[[ DATA EXTRACT open ]]

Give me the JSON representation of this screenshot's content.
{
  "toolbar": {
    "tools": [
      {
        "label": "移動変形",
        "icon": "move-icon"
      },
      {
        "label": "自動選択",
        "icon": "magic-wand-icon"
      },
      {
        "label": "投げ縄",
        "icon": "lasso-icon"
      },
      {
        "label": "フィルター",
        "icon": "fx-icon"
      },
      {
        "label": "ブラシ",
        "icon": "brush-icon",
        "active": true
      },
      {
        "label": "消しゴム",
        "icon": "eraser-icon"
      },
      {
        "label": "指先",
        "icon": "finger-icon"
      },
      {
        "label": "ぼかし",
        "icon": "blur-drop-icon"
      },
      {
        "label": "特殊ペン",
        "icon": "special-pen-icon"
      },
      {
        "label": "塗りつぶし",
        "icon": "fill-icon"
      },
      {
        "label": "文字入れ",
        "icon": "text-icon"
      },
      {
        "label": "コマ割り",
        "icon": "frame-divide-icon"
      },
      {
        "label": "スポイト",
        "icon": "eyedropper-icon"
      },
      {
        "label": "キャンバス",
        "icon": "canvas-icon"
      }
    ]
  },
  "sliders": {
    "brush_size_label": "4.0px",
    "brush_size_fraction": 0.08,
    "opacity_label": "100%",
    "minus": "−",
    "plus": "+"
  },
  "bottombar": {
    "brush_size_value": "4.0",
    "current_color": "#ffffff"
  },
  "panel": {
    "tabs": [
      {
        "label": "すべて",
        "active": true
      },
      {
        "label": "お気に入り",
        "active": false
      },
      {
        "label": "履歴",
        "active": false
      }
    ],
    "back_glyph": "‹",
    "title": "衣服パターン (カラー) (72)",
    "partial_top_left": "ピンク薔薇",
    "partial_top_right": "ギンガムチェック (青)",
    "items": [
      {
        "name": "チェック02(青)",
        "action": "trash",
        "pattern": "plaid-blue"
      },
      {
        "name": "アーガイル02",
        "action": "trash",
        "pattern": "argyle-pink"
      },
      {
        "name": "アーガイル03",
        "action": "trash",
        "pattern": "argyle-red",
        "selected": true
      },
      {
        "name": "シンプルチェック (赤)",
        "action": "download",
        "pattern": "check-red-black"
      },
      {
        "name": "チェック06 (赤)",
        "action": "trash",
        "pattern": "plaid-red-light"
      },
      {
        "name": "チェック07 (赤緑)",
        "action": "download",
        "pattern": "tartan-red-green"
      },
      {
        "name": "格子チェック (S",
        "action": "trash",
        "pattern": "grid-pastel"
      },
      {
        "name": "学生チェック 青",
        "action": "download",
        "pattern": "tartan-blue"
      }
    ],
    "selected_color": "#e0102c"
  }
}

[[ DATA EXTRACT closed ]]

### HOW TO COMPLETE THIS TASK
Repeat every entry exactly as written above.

### SOLUTION FOR THIS EXERCISE
Give me the JSON representation of this screenshot's content.
{
  "toolbar": {
    "tools": [
      {
        "label": "移動変形",
        "icon": "move-icon"
      },
      {
        "label": "自動選択",
        "icon": "magic-wand-icon"
      },
      {
        "label": "投げ縄",
        "icon": "lasso-icon"
      },
      {
        "label": "フィルター",
        "icon": "fx-icon"
      },
      {
        "label": "ブラシ",
        "icon": "brush-icon",
        "active": true
      },
      {
        "label": "消しゴム",
        "icon": "eraser-icon"
      },
      {
        "label": "指先",
        "icon": "finger-icon"
      },
      {
        "label": "ぼかし",
        "icon": "blur-drop-icon"
      },
      {
        "label": "特殊ペン",
        "icon": "special-pen-icon"
      },
      {
        "label": "塗りつぶし",
        "icon": "fill-icon"
      },
      {
        "label": "文字入れ",
        "icon": "text-icon"
      },
      {
        "label": "コマ割り",
        "icon": "frame-divide-icon"
      },
      {
        "label": "スポイト",
        "icon": "eyedropper-icon"
      },
      {
        "label": "キャンバス",
        "icon": "canvas-icon"
      }
    ]
  },
  "sliders": {
    "brush_size_label": "4.0px",
    "brush_size_fraction": 0.08,
    "opacity_label": "100%",
    "minus": "−",
    "plus": "+"
  },
  "bottombar": {
    "brush_size_value": "4.0",
    "current_color": "#ffffff"
  },
  "panel": {
    "tabs": [
      {
        "label": "すべて",
        "active": true
      },
      {
        "label": "お気に入り",
        "active": false
      },
      {
        "label": "履歴",
        "active": false
      }
    ],
    "back_glyph": "‹",
    "title": "衣服パターン (カラー) (72)",
    "partial_top_left": "ピンク薔薇",
    "partial_top_right": "ギンガムチェック (青)",
    "items": [
      {
        "name": "チェック02(青)",
        "action": "trash",
        "pattern": "plaid-blue"
      },
      {
        "name": "アーガイル02",
        "action": "trash",
        "pattern": "argyle-pink"
      },
      {
        "name": "アーガイル03",
        "action": "trash",
        "pattern": "argyle-red",
        "selected": true
      },
      {
        "name": "シンプルチェック (赤)",
        "action": "download",
        "pattern": "check-red-black"
      },
      {
        "name": "チェック06 (赤)",
        "action": "trash",
        "pattern": "plaid-red-light"
      },
      {
        "name": "チェック07 (赤緑)",
        "action": "download",
        "pattern": "tartan-red-green"
      },
      {
        "name": "格子チェック (S",
        "action": "trash",
        "pattern": "grid-pastel"
      },
      {
        "name": "学生チェック 青",
        "action": "download",
        "pattern": "tartan-blue"
      }
    ],
    "selected_color": "#e0102c"
  }
}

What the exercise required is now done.